Dr Sukhvinder Pal (SP) Singh, NSW Department of Primary Industries, presented the innovative use of cold plasma in relation to horticultural industries. A unique project being undertaken at the NSW Department of Primary Industries is seeking to investigate the use of cold plasma as a decontamination tool, to combat bacterial, fungal and viral pathogens, particularly in relation to fruit, vegetables and nuts. Cold plasma offers an alternative to chemical sanitisers and can reduce postharvest losses due to spoilage, thus offering opportunities to gain a competitive advantage in export markets.

Pia Winberg, Venus Shell Systems, explored one of the oldest legacies that Australians are only just rediscovering, seaweed. This $10B global crop is sustainable and efficient in production systems and is a potent nutrition source for minerals and trace elements, omega-3, dietary fibre and protein, all of which could address the chronic malnutrition – not how much you eat, but what you eat – seen in the population.

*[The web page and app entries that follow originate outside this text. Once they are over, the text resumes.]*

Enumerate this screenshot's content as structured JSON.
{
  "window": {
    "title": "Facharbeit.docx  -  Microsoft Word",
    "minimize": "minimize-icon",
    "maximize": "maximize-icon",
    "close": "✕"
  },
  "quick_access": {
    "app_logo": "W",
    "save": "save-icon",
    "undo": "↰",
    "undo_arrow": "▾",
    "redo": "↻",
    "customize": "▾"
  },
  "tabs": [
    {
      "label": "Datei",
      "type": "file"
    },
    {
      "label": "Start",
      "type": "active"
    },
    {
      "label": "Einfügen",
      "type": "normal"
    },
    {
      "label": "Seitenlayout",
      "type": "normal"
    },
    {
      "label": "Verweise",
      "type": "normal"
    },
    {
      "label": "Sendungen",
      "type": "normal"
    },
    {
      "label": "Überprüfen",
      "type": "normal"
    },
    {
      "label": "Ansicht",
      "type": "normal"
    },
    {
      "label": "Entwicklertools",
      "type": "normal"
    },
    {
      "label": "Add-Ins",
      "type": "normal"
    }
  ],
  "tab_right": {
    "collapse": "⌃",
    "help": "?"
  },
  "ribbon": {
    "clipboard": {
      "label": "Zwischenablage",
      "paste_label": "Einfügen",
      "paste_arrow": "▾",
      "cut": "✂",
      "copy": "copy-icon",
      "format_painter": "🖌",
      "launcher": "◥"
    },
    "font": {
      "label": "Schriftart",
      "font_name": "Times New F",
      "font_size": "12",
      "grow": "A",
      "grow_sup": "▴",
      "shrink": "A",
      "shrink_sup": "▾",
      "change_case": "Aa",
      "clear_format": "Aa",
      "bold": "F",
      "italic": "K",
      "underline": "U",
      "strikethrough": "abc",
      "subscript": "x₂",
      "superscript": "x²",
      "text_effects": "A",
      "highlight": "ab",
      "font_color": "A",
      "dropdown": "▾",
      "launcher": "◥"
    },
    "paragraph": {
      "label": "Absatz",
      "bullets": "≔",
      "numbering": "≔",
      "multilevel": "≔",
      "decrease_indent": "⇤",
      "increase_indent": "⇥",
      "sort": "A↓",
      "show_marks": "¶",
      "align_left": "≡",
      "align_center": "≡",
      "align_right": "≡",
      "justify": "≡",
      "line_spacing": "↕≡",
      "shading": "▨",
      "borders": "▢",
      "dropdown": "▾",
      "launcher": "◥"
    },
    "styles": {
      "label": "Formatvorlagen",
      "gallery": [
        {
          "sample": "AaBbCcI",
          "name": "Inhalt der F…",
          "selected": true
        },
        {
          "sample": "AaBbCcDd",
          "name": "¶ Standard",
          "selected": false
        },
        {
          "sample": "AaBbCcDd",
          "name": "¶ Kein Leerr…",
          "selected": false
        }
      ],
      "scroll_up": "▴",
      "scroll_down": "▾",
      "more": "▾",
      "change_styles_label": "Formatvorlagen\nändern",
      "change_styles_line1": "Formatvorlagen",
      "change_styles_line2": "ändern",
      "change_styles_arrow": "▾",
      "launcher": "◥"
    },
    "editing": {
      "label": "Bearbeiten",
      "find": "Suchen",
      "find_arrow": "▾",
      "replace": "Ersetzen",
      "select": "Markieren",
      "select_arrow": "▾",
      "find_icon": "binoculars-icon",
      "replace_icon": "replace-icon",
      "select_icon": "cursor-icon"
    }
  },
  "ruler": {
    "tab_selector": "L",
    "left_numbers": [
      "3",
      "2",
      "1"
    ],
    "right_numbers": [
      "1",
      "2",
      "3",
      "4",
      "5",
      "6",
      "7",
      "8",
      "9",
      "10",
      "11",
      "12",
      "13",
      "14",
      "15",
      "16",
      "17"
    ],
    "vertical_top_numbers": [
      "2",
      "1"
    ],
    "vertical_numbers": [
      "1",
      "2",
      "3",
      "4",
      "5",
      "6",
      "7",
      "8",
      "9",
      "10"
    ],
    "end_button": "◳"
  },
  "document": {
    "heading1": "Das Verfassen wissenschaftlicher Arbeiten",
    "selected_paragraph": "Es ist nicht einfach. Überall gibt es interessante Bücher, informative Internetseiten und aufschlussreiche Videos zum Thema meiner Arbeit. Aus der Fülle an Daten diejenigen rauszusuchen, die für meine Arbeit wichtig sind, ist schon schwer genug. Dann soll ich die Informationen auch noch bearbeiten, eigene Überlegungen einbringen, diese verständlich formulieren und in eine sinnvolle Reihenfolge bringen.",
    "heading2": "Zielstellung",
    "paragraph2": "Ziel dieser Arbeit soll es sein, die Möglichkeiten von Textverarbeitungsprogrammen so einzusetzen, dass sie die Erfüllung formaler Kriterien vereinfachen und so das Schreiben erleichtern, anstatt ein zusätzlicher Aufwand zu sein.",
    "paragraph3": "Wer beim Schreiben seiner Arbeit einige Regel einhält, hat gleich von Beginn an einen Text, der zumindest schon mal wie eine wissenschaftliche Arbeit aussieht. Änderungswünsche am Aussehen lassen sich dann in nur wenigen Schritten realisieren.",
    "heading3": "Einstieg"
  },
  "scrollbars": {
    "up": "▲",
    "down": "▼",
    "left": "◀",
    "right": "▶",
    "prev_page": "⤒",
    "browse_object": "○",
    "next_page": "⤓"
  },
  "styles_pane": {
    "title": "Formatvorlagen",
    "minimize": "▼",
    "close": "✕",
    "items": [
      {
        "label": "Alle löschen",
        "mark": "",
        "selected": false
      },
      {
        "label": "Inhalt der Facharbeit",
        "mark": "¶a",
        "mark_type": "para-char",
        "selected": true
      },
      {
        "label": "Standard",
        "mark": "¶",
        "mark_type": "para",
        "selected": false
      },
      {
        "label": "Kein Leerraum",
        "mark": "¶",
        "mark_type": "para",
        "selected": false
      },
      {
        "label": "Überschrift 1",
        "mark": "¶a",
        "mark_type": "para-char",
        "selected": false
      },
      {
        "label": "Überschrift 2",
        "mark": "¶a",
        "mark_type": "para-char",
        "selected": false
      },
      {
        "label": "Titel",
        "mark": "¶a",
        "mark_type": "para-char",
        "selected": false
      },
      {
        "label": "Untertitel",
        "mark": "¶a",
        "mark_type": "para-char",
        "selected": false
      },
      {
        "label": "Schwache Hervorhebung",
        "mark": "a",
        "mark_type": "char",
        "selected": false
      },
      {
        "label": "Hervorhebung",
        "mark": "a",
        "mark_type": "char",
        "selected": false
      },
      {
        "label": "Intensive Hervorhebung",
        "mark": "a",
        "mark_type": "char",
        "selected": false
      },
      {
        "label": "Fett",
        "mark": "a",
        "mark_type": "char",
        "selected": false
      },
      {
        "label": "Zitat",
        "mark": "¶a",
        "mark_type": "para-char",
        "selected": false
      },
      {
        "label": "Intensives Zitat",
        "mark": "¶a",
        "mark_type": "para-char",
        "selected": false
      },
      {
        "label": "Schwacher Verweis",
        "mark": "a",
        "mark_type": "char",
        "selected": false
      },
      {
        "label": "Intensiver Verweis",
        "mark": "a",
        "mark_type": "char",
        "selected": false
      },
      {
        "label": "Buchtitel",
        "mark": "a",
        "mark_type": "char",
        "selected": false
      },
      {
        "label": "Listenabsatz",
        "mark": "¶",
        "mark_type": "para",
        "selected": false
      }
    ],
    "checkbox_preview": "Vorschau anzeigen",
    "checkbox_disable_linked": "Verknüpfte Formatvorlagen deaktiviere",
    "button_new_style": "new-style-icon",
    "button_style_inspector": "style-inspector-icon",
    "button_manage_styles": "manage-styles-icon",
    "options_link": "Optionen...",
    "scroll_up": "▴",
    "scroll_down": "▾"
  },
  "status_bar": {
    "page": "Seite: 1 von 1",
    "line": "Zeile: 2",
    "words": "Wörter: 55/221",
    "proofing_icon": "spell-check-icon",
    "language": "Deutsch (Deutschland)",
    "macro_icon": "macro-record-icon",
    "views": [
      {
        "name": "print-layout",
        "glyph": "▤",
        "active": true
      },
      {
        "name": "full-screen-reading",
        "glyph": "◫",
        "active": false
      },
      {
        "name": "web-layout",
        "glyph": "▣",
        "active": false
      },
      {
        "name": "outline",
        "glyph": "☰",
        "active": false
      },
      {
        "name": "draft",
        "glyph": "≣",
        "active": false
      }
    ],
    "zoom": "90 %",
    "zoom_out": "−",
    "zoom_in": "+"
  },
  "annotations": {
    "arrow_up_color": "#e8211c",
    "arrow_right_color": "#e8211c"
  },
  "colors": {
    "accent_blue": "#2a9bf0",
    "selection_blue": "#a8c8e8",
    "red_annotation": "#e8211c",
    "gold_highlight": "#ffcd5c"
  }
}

Dr Suresh Gulati, University of Sydney, was part of the team awarded the AIFST Food Innovation Award, for their development of world’s first natural omega-3 yoghurt. Omega-3 fatty acids are valuable throughout our different life stages from foetal growth, to childhood, to old age. Omega-3 fatty acids play a vital role in early childhood growth, neural development, improved vision, cognitive behaviour, improved cardiovascular health and in reducing type 2 diabetes. A challenge to overcome is the “fishy” smell and after-taste of omega-3 foods. Collaboration between Naturale Aust Pty Ltd and Tasmania’s Westhaven, saw them produce the world’s first omega-3 yoghurt from cow’s milk featuring no sensory, no organoleptic and no oxidation issues and importantly a good shelf life and a good source of omega-3 – an award-winning product.

 

The last session of the day was the Industry Roundtable where opinion and discussion covered how to finance innovation and growth in the Australian food industry. Felicity Zadro, Founder and Managing Director, Zadro Agency, facilitated the panel with lively discussion between Barry Irvin, Bega Cheese; Martin Cole, CSIRO Agriculture and Food; Peter Schutz, AIFST, Michele Allan, Chair Council of Rural Development Corporations and Craig Heraghty, PricewaterhouseCoopers.

Some key discussions revolved around how innovation is an idea that leads to an invoice, it’s not always a product – it can be a supply chain or just doing things different. The panel urged the food industry to be always curious of how other people have innovated, however be willing to stop and think and press pause. With so much technology out there, relevance needs to be chosen over quantity and it’s essential to not let technology consume you. Discussions concluded that money is always out there for new ideas, however it still comes back to surrounding yourself with the right people to do business with and who can implement innovation.

Closing the AIFST 50th Anniversary Convention, Georgie Aley, CEO thanked the members, guests, speakers, volunteers and the many partners, who without, AIFST would not be able to conduct such a successful event. AIFST will continue to support professional development of their members, to innovate in science and technology for the food industry, and look forward to The Future of Food and the next 50 years of the industry.

The AIFST 50th Anniversary Convention, was held 17-18 July, at the International Convention Centre Sydney, Darling Harbour.